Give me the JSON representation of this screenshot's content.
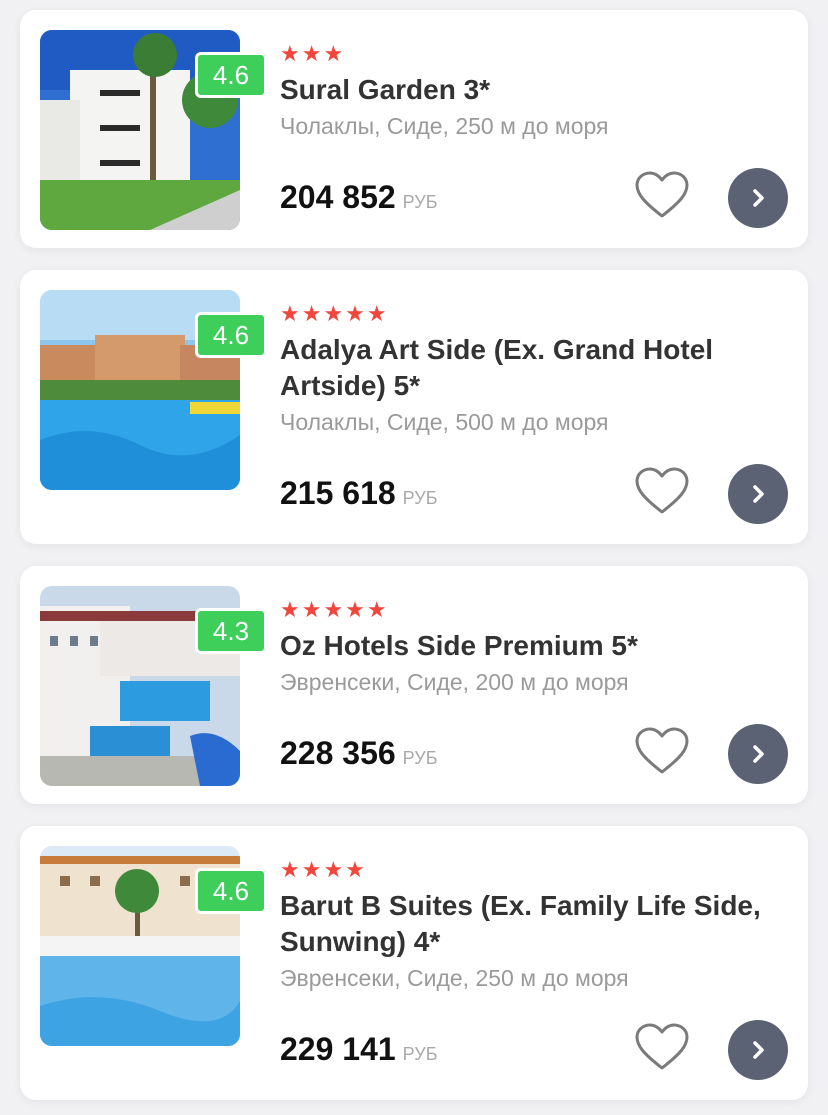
{
  "colors": {
    "rating_badge": "#3ecf5b",
    "stars": "#f0463c",
    "arrow_button": "#5a6273",
    "location_text": "#9a9a9a"
  },
  "hotels": [
    {
      "stars": "★★★",
      "star_count": 3,
      "rating": "4.6",
      "name": "Sural Garden 3*",
      "location": "Чолаклы, Сиде, 250 м до моря",
      "price": "204 852",
      "currency": "РУБ",
      "favorite_icon": "heart-outline-icon",
      "go_icon": "chevron-right-icon"
    },
    {
      "stars": "★★★★★",
      "star_count": 5,
      "rating": "4.6",
      "name": "Adalya Art Side (Ex. Grand Hotel Artside) 5*",
      "location": "Чолаклы, Сиде, 500 м до моря",
      "price": "215 618",
      "currency": "РУБ",
      "favorite_icon": "heart-outline-icon",
      "go_icon": "chevron-right-icon"
    },
    {
      "stars": "★★★★★",
      "star_count": 5,
      "rating": "4.3",
      "name": "Oz Hotels Side Premium 5*",
      "location": "Эвренсеки, Сиде, 200 м до моря",
      "price": "228 356",
      "currency": "РУБ",
      "favorite_icon": "heart-outline-icon",
      "go_icon": "chevron-right-icon"
    },
    {
      "stars": "★★★★",
      "star_count": 4,
      "rating": "4.6",
      "name": "Barut B Suites (Ex. Family Life Side, Sunwing) 4*",
      "location": "Эвренсеки, Сиде, 250 м до моря",
      "price": "229 141",
      "currency": "РУБ",
      "favorite_icon": "heart-outline-icon",
      "go_icon": "chevron-right-icon"
    }
  ]
}
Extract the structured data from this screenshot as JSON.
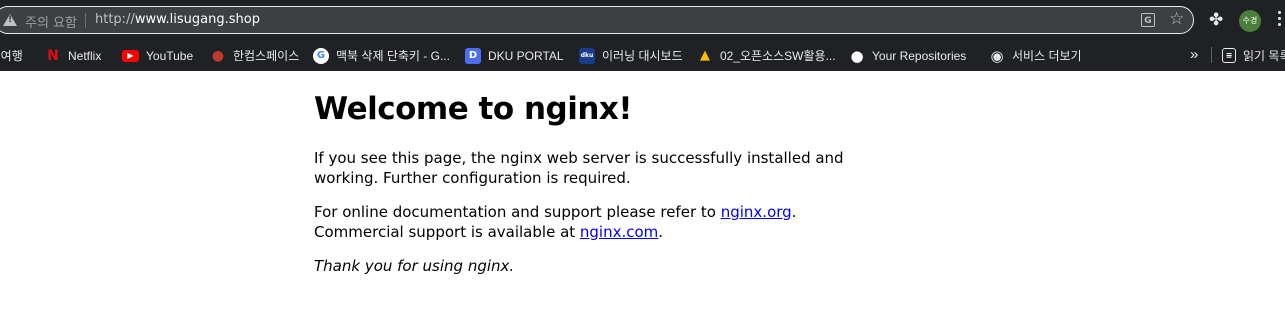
{
  "browser": {
    "security_label": "주의 요함",
    "url_scheme": "http://",
    "url_host": "www.lisugang.shop",
    "avatar_label": "수경",
    "translate_glyph": "G",
    "star_glyph": "☆",
    "extensions_glyph": "✤"
  },
  "bookmarks": [
    {
      "label": "l여행",
      "icon": "partial-bookmark",
      "color": "#202124"
    },
    {
      "label": "Netflix",
      "icon": "netflix-icon",
      "color": "#e50914",
      "glyph": "N"
    },
    {
      "label": "YouTube",
      "icon": "youtube-icon",
      "color": "#ff0000",
      "glyph": "▶"
    },
    {
      "label": "한컴스페이스",
      "icon": "hancom-icon",
      "color": "#c0392b",
      "glyph": "●"
    },
    {
      "label": "맥북 삭제 단축키 - G...",
      "icon": "google-icon",
      "color": "#ffffff",
      "glyph": "G"
    },
    {
      "label": "DKU PORTAL",
      "icon": "dku-portal-icon",
      "color": "#4e6ef2",
      "glyph": "D"
    },
    {
      "label": "이러닝 대시보드",
      "icon": "dku-elearning-icon",
      "color": "#1a3c8c",
      "glyph": "dku"
    },
    {
      "label": "02_오픈소스SW활용...",
      "icon": "google-drive-icon",
      "color": "#34a853",
      "glyph": "▲"
    },
    {
      "label": "Your Repositories",
      "icon": "github-icon",
      "color": "#ffffff",
      "glyph": "●"
    },
    {
      "label": "서비스 더보기",
      "icon": "globe-icon",
      "color": "#ffffff",
      "glyph": "◉"
    }
  ],
  "bookmarks_overflow": "»",
  "reading_list": "읽기 목록",
  "page": {
    "heading": "Welcome to nginx!",
    "p1": "If you see this page, the nginx web server is successfully installed and working. Further configuration is required.",
    "p2_prefix": "For online documentation and support please refer to ",
    "link1": "nginx.org",
    "p2_mid": ".",
    "p2_line2_prefix": "Commercial support is available at ",
    "link2": "nginx.com",
    "p2_suffix": ".",
    "thanks": "Thank you for using nginx."
  }
}
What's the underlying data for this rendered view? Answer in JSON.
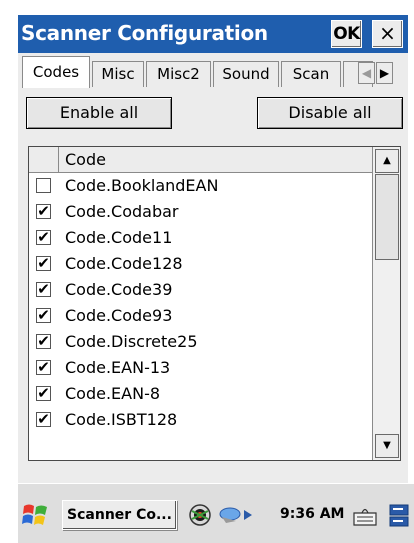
{
  "window": {
    "title": "Scanner Configuration",
    "ok_label": "OK",
    "close_label": "×",
    "title_bar_color": "#1f5eae"
  },
  "tabs": [
    {
      "label": "Codes",
      "active": true
    },
    {
      "label": "Misc",
      "active": false
    },
    {
      "label": "Misc2",
      "active": false
    },
    {
      "label": "Sound",
      "active": false
    },
    {
      "label": "Scan",
      "active": false
    }
  ],
  "tab_scroll": {
    "left_icon": "◀",
    "right_icon": "▶"
  },
  "buttons": {
    "enable_all": "Enable all",
    "disable_all": "Disable all"
  },
  "code_list": {
    "column_header": "Code",
    "rows": [
      {
        "label": "Code.BooklandEAN",
        "checked": false
      },
      {
        "label": "Code.Codabar",
        "checked": true
      },
      {
        "label": "Code.Code11",
        "checked": true
      },
      {
        "label": "Code.Code128",
        "checked": true
      },
      {
        "label": "Code.Code39",
        "checked": true
      },
      {
        "label": "Code.Code93",
        "checked": true
      },
      {
        "label": "Code.Discrete25",
        "checked": true
      },
      {
        "label": "Code.EAN-13",
        "checked": true
      },
      {
        "label": "Code.EAN-8",
        "checked": true
      },
      {
        "label": "Code.ISBT128",
        "checked": true
      }
    ],
    "check_mark": "✔",
    "scroll_up_icon": "▲",
    "scroll_down_icon": "▼"
  },
  "taskbar": {
    "start_icon": "windows-flag-icon",
    "task_button_label": "Scanner Co...",
    "clock": "9:36 AM",
    "tray_icons": [
      "network-icon",
      "connectivity-icon",
      "keyboard-icon",
      "desktop-icon"
    ]
  }
}
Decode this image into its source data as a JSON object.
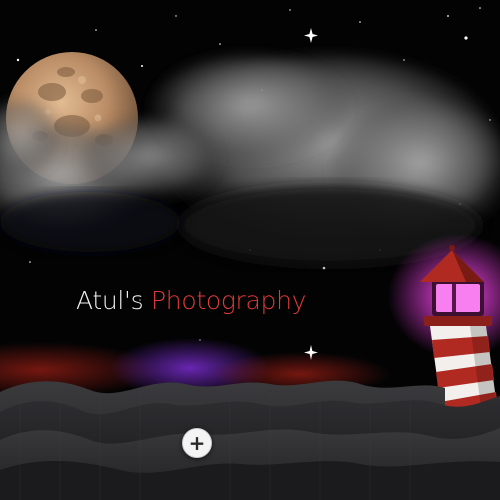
{
  "hero": {
    "title_part1": "Atul's",
    "title_part2": "Photography"
  },
  "actions": {
    "add_label": "+"
  },
  "colors": {
    "title_white": "#f1f1f1",
    "title_red": "#e23a3a",
    "lighthouse_red": "#b02a22",
    "lighthouse_light": "#e24fd8",
    "sea": "#2a2a2c"
  },
  "icons": {
    "add": "plus-icon",
    "moon": "moon-icon",
    "lighthouse": "lighthouse-icon"
  }
}
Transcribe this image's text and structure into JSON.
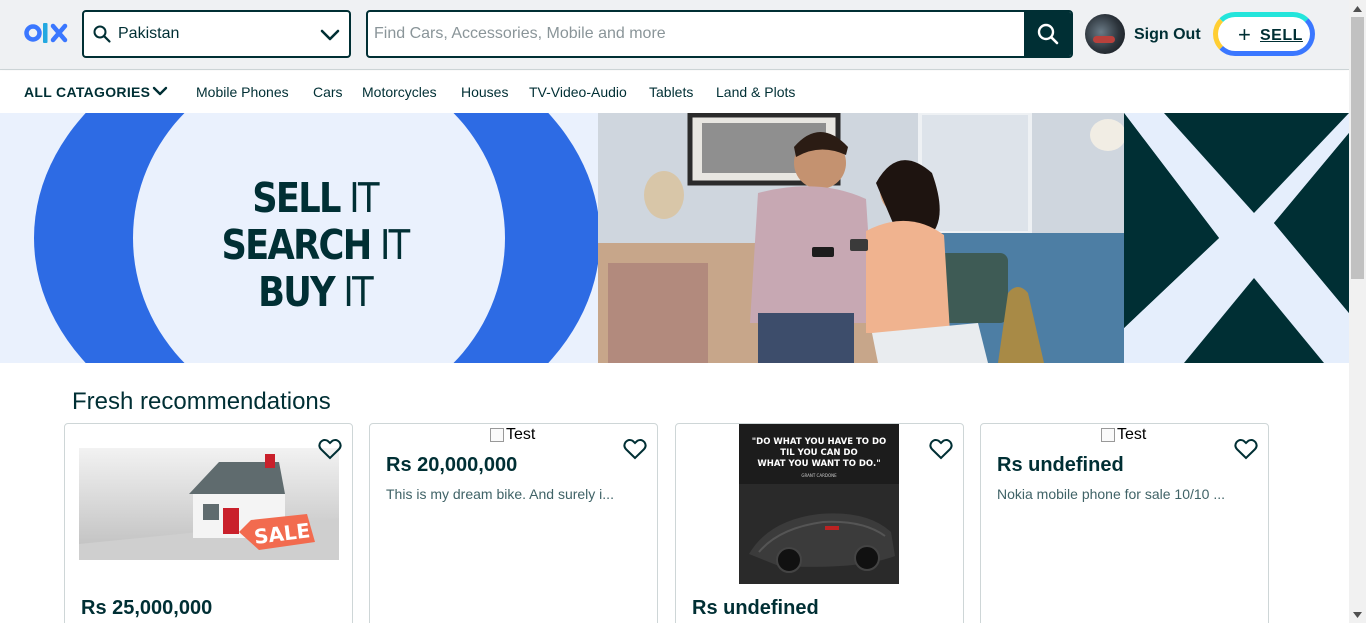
{
  "header": {
    "location_value": "Pakistan",
    "search_placeholder": "Find Cars, Accessories, Mobile and more",
    "signout_label": "Sign Out",
    "sell_label": "SELL",
    "sell_plus": "+"
  },
  "catnav": {
    "all_label": "ALL CATAGORIES",
    "items": [
      "Mobile Phones",
      "Cars",
      "Motorcycles",
      "Houses",
      "TV-Video-Audio",
      "Tablets",
      "Land & Plots"
    ]
  },
  "banner": {
    "line1_bold": "SELL",
    "line1_thin": " IT",
    "line2_bold": "SEARCH",
    "line2_thin": " IT",
    "line3_bold": "BUY",
    "line3_thin": " IT"
  },
  "recommendations": {
    "title": "Fresh recommendations",
    "cards": [
      {
        "price": "Rs 25,000,000",
        "desc": "",
        "image_alt": ""
      },
      {
        "price": "Rs 20,000,000",
        "desc": "This is my dream bike. And surely i...",
        "image_alt": "Test"
      },
      {
        "price": "Rs undefined",
        "desc": "",
        "image_alt": ""
      },
      {
        "price": "Rs undefined",
        "desc": "Nokia mobile phone for sale 10/10 ...",
        "image_alt": "Test"
      }
    ],
    "quote_lines": [
      "\"DO WHAT YOU HAVE TO DO",
      "TIL YOU CAN DO",
      "WHAT YOU WANT TO DO.\"",
      "GRANT CARDONE"
    ],
    "sale_tag": "SALE"
  },
  "colors": {
    "brand_dark": "#002f34",
    "brand_blue": "#2d6be4",
    "banner_bg": "#eaf1fd",
    "sell_border_teal": "#23e5db",
    "sell_border_blue": "#3a77ff",
    "sell_border_yellow": "#ffce32"
  },
  "icons": {
    "logo": "olx-logo",
    "location_search": "search-icon",
    "location_dropdown": "chevron-down-icon",
    "search_button": "search-icon",
    "favorite": "heart-icon"
  }
}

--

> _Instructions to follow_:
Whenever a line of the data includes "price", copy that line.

> _Task result_:
      "price": "204 852",
      "price": "215 618",
      "price": "228 356",
      "price": "229 141",
        "price": "Rs 25,000,000",
        "price": "Rs 20,000,000",
        "price": "Rs undefined",
        "price": "Rs undefined",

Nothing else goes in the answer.